### What is being asked
Scan the records below, and wherever a line has the word "JSON", pull it out.

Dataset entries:
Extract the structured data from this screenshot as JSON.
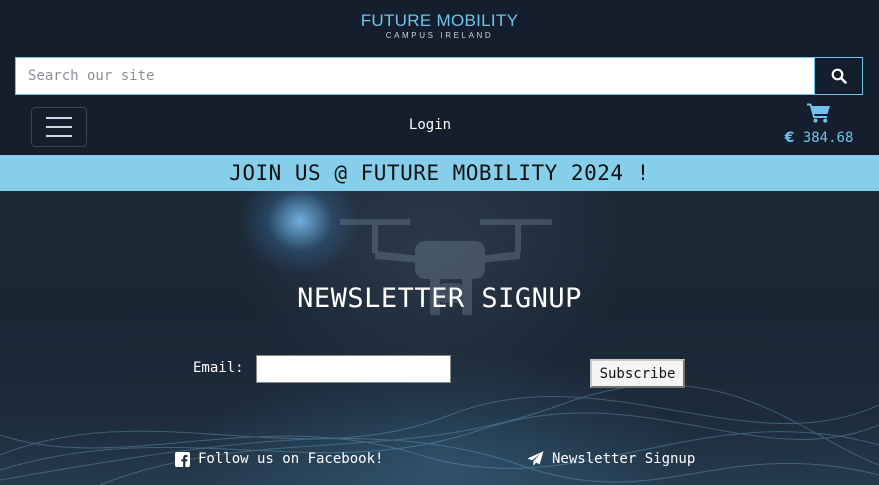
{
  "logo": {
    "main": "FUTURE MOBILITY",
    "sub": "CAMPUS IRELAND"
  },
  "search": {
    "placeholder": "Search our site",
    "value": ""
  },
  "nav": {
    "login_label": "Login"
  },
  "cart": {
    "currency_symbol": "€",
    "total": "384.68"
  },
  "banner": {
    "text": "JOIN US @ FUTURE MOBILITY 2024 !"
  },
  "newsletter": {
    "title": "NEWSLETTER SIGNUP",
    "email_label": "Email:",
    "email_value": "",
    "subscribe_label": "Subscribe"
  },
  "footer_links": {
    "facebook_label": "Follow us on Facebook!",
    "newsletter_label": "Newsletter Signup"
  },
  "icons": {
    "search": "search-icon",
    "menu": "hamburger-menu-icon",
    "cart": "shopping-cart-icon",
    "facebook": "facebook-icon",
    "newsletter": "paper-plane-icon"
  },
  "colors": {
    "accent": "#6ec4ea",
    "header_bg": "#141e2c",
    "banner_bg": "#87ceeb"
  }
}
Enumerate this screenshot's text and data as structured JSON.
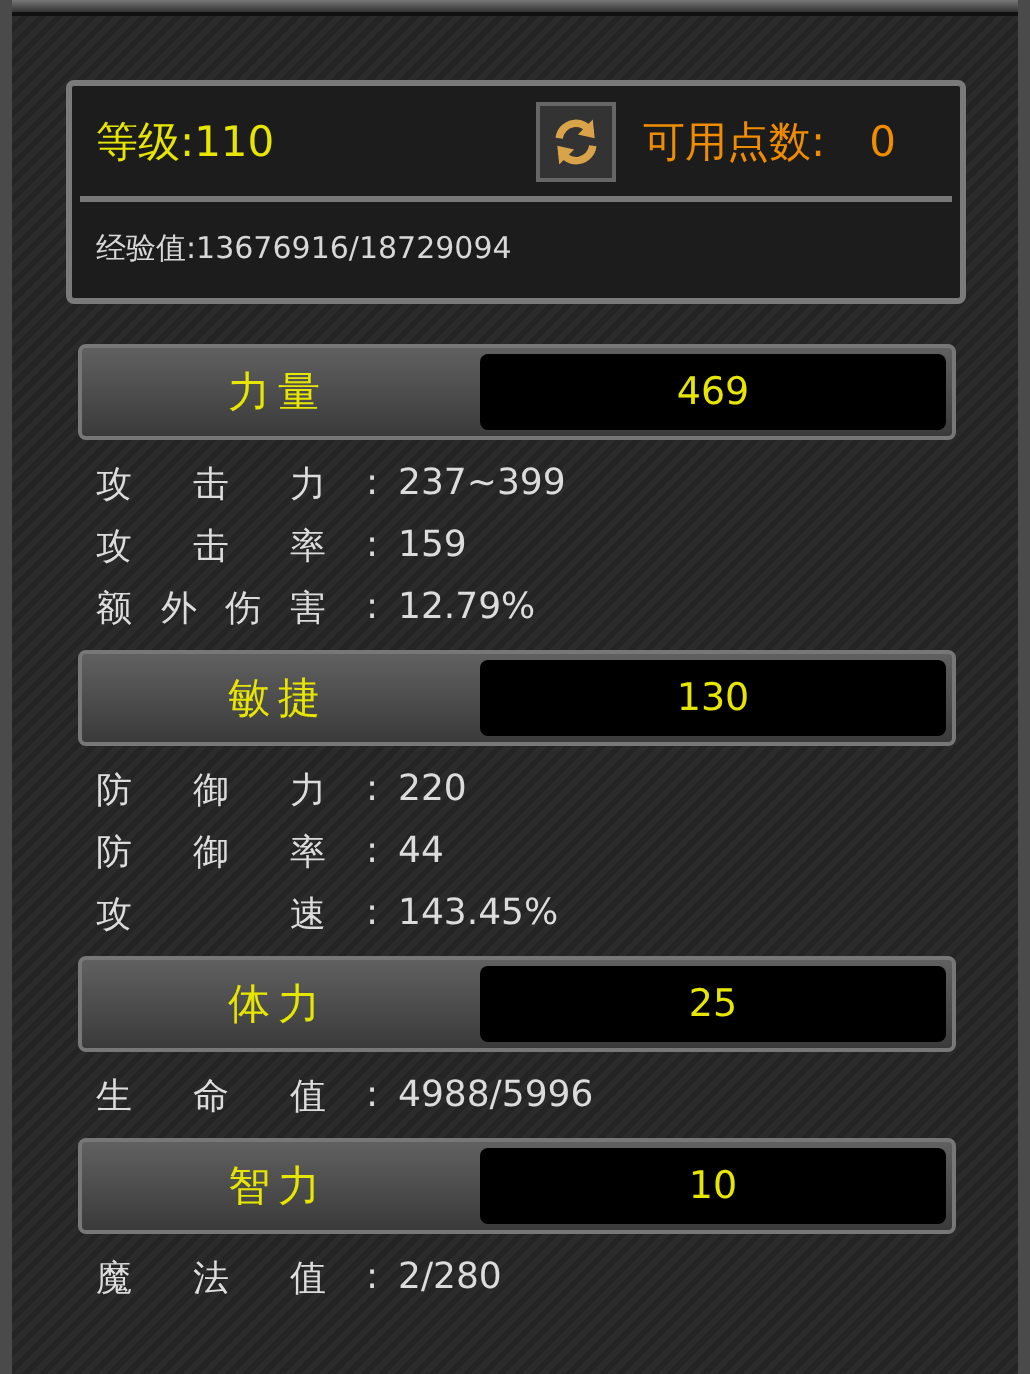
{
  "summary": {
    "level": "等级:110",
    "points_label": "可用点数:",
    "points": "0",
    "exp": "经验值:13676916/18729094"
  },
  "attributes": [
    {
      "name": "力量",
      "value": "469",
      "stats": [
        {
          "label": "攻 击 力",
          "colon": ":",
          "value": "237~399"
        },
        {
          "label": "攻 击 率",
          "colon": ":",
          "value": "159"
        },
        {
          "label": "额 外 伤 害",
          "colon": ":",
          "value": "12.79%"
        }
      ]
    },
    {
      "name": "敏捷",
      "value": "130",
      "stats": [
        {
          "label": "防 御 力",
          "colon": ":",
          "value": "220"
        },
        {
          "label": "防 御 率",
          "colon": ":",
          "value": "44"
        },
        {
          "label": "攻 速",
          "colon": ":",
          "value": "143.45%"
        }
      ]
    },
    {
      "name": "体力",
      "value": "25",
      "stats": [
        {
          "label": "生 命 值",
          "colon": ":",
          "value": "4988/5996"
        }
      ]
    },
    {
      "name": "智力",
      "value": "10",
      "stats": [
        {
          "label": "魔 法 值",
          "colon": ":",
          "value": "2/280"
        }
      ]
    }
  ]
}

### Expected answer
Extract the structured data from this screenshot as JSON.
Enumerate this screenshot's text and data as structured JSON.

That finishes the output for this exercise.